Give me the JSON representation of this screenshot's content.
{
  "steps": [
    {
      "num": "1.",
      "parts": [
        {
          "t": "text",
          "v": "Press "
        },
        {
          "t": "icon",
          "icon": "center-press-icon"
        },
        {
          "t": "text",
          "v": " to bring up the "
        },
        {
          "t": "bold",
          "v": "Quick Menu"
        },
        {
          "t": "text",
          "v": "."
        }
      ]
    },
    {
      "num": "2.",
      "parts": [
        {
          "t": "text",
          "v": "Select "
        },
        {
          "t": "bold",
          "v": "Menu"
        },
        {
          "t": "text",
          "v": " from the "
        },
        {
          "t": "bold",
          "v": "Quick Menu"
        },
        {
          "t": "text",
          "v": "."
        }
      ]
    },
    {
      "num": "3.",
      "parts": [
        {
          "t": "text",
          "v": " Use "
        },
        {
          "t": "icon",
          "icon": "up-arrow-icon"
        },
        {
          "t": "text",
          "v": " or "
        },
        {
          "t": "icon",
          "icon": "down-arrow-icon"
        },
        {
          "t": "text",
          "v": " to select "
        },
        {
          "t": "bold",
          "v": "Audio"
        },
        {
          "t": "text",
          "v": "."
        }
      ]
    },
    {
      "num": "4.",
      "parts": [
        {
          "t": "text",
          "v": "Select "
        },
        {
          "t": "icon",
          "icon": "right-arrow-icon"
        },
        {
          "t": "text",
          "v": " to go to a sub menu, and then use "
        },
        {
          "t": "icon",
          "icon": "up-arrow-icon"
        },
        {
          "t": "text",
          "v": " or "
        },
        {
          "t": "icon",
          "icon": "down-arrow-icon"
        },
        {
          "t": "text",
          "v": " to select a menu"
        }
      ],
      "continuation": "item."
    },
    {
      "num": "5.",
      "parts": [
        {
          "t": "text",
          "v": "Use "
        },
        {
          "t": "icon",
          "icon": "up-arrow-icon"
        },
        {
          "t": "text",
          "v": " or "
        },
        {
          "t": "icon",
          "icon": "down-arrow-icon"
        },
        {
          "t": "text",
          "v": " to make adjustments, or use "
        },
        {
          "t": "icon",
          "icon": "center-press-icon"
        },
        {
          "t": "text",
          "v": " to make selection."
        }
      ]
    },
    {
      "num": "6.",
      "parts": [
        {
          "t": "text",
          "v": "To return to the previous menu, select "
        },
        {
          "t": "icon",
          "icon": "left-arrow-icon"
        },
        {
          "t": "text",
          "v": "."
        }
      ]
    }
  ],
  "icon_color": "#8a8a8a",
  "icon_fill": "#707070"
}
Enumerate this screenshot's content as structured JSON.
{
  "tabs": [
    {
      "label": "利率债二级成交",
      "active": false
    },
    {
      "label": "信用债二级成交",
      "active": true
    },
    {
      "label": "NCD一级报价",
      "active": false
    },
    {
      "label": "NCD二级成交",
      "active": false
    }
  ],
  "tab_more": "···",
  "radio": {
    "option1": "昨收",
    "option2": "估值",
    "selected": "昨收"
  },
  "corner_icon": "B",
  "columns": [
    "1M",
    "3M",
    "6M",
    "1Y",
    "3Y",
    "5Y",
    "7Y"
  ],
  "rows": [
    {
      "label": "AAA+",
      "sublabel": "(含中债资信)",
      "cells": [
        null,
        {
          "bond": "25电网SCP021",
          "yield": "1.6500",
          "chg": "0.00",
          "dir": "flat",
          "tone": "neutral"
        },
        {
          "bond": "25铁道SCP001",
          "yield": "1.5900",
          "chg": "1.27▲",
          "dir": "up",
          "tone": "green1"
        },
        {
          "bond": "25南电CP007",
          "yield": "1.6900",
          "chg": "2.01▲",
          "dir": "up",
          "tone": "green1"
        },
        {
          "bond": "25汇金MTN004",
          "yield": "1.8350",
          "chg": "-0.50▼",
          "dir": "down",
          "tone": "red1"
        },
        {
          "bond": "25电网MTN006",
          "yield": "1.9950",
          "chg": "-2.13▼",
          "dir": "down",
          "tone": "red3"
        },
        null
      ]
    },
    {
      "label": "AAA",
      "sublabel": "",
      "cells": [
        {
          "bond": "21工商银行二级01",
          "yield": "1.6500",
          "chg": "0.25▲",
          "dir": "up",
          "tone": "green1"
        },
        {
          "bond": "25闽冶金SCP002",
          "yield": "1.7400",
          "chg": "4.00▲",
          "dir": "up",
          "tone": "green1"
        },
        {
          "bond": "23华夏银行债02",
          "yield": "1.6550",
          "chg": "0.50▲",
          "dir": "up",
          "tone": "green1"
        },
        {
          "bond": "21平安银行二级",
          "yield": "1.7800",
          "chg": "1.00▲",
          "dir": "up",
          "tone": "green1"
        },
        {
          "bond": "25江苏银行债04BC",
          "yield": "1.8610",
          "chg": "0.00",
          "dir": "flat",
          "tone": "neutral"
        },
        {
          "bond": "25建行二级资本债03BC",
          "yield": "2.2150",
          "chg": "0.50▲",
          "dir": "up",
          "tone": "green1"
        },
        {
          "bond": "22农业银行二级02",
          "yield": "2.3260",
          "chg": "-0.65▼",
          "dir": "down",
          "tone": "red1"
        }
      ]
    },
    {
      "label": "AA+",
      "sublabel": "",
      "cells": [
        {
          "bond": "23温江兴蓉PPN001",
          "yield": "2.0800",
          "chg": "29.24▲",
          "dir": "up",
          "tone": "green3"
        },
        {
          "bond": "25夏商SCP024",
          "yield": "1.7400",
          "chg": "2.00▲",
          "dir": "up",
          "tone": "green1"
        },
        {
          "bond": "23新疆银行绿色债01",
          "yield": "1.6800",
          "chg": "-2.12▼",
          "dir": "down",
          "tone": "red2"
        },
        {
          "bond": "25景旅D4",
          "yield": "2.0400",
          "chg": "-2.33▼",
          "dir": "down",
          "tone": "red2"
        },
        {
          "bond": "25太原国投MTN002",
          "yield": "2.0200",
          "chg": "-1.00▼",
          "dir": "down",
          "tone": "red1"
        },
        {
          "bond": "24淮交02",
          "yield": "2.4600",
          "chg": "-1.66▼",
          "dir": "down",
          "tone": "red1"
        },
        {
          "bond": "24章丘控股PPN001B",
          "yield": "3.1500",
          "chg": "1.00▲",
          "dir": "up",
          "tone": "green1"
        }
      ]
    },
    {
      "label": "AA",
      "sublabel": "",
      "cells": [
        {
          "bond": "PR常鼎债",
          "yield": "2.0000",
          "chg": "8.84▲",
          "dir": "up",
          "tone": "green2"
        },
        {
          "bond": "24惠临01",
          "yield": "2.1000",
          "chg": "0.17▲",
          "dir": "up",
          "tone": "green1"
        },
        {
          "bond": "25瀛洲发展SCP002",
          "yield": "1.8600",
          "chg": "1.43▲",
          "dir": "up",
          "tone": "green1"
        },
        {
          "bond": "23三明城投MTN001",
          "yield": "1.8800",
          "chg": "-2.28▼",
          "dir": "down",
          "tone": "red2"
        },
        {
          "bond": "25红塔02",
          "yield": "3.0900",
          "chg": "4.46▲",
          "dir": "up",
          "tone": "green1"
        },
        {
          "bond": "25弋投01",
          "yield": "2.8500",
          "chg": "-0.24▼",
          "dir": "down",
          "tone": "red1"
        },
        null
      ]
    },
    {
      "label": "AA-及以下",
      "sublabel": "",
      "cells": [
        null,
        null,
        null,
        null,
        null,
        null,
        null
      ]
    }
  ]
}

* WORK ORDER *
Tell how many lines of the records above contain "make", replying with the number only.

* OUTPUT FOR THIS TASK *
2